In the original series, TK spent time as the youngest of the Digidestined, making him the most precarious of the chosen ones and often reliant on his older brother, Matt. TK has since grown and is quite mature for his age, often keeping a pin on his emotions and retaining a level of hope and positivity that keeps his feet planted in reality. TK quickly finds out his Digimon Partner, Patamon, is the first to be infected. Instead of telling his comrades, TK keeps Patamon’s dilemma a secret and spends much of Confession in despair. In short, he’s acting like a kid again. This is understandable when you realize TK almost lost Patamon in Digimon Adventure, an event that has stuck with him for years. Unfortunately, the solution this time cannot be easily wrapped up, since growing up means you’re often caught between a rock and a hard place. Keep Patamon from the reboot and he’ll be fully infected; expose him to the reboot and Patamon will forget who TK is. There seem to be no good answers this time around, and the possibility that Patamon will be gone for good is too much for TK to bear. All he can do is hold him like a security blanket.

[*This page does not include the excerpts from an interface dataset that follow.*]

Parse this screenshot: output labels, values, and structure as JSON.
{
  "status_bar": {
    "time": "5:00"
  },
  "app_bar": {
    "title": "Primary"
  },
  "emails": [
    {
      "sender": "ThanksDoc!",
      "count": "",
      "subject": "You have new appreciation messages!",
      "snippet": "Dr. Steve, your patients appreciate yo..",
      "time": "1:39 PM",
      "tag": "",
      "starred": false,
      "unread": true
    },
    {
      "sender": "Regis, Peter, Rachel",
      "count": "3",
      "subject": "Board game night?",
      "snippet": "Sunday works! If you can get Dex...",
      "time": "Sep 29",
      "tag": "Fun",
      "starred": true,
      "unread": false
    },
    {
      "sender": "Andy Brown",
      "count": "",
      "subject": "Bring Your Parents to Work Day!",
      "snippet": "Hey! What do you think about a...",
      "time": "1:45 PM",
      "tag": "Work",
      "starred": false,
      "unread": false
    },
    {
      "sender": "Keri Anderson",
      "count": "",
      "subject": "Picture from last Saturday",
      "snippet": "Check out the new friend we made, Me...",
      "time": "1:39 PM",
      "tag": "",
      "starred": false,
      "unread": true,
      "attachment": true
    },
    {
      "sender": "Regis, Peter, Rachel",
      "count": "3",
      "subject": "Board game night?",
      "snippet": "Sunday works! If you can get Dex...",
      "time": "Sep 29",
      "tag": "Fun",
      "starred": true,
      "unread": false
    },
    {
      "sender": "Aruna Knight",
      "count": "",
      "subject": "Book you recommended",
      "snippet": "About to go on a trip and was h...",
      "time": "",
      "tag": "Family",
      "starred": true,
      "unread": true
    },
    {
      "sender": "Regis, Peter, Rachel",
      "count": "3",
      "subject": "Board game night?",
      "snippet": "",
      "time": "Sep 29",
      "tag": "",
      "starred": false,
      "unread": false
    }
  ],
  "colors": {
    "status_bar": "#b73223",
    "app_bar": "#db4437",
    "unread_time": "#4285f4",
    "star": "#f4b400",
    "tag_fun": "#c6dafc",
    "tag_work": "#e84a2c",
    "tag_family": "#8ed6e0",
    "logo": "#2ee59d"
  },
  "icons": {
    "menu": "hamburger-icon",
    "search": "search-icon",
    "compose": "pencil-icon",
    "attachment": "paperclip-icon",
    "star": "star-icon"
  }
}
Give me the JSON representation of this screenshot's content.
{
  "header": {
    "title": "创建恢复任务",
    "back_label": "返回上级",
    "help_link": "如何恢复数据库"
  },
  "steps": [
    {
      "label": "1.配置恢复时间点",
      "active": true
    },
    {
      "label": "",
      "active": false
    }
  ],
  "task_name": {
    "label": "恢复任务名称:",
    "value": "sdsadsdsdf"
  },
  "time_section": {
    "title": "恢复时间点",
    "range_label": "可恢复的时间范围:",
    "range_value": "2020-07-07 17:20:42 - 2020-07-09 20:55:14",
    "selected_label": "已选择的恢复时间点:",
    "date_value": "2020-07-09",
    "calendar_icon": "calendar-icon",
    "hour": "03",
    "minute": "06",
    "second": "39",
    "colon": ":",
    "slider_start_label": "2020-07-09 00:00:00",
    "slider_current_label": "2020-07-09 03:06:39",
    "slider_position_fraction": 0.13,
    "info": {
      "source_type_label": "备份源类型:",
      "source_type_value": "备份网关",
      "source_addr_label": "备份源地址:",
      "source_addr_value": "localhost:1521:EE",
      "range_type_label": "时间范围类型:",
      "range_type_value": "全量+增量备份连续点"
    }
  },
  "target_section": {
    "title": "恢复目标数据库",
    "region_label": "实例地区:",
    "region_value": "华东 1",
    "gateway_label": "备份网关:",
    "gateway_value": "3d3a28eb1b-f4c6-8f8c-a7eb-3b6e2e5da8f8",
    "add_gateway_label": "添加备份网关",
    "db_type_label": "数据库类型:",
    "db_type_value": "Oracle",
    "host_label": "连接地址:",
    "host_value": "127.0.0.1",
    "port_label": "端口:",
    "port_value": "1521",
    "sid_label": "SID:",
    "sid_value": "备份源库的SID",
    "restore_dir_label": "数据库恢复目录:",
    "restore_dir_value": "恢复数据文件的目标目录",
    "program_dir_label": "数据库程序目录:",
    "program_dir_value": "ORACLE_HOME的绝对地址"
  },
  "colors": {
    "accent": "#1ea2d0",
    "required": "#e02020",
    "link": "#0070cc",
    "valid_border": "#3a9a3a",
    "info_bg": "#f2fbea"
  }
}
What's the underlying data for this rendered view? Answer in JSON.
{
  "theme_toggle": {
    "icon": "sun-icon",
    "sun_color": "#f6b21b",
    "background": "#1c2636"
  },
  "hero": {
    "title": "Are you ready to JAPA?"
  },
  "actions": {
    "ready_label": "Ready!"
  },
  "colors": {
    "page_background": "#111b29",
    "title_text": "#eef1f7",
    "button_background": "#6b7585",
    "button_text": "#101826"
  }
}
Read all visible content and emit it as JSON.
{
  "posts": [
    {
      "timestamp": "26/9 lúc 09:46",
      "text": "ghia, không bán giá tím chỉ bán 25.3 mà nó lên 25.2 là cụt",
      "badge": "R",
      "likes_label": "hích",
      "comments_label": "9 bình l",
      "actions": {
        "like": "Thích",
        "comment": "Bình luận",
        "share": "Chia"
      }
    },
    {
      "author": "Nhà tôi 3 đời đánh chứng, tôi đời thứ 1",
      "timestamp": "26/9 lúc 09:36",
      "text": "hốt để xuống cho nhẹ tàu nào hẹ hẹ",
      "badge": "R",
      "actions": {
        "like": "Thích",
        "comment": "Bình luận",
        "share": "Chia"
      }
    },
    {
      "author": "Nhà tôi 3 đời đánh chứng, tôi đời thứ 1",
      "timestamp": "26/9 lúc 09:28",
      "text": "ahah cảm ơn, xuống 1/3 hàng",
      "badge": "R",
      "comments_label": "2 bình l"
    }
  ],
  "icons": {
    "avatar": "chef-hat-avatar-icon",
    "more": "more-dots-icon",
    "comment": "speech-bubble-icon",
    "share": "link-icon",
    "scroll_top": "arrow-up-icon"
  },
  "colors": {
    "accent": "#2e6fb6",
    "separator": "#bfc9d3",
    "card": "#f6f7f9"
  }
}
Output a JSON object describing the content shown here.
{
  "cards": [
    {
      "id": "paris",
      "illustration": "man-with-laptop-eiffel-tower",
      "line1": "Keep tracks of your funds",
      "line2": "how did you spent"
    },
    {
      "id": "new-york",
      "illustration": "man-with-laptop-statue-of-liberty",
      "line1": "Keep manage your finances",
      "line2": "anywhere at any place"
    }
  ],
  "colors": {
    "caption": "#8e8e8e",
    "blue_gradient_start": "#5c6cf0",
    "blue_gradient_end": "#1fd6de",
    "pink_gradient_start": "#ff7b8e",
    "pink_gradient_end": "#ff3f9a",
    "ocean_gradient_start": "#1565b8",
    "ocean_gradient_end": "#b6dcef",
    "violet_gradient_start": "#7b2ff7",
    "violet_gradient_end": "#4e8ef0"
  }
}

Digimon Adventure Tri: Confession is available in a Blu-ray/DVD combo that comes with a digital download of the movie (appropriately enough). A standard issue DVD also exists. Both versions include the extra “Anime Expo 2017 Premiere Panel with Cast Members Joshua Seth (Tai), Colleen O’Shaughnessey (Sora), and Jeff Nimoy (Tentomon), a 34-minute feature that interviews the three during their time in Anime Expo 2017. Both dubbed and subbed languages are available for the movie.
Confession is the best Digimon Adventure Tri movie yet. Again, the movie hits a home run with both Izzy and TK’s characters, and the story takes a massive shift after the slow-paced introduction of Reunion and Determination. Though the third movie moves the plot in a new direction, it still leaves burning questions behind, promising obstacles for our heroes to pass for the second half of the series. It has a lot to live up to, though, since Confession is exceptional.